Repeat the records word for word, excluding any picture.

*** INPUT

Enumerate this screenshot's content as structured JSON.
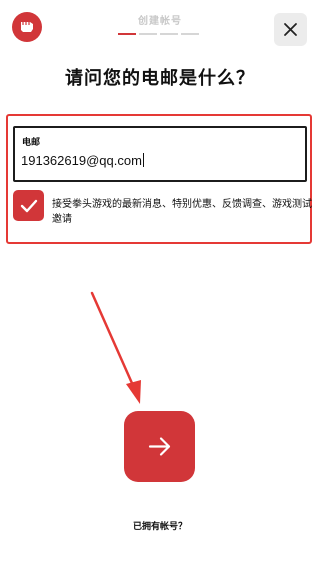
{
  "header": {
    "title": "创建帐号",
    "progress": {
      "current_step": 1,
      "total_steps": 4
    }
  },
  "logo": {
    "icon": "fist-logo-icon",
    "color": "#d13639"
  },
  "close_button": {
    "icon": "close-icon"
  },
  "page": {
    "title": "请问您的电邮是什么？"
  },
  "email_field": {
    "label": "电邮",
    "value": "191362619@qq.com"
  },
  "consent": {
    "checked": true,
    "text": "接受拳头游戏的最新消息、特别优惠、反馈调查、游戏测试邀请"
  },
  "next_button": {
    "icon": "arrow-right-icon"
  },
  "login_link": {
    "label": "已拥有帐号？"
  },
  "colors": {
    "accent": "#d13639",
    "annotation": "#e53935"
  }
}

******

ANSWER TO THE EXERCISE –
Enumerate this screenshot's content as structured JSON.
{
  "header": {
    "title": "创建帐号",
    "progress": {
      "current_step": 1,
      "total_steps": 4
    }
  },
  "logo": {
    "icon": "fist-logo-icon",
    "color": "#d13639"
  },
  "close_button": {
    "icon": "close-icon"
  },
  "page": {
    "title": "请问您的电邮是什么？"
  },
  "email_field": {
    "label": "电邮",
    "value": "191362619@qq.com"
  },
  "consent": {
    "checked": true,
    "text": "接受拳头游戏的最新消息、特别优惠、反馈调查、游戏测试邀请"
  },
  "next_button": {
    "icon": "arrow-right-icon"
  },
  "login_link": {
    "label": "已拥有帐号？"
  },
  "colors": {
    "accent": "#d13639",
    "annotation": "#e53935"
  }
}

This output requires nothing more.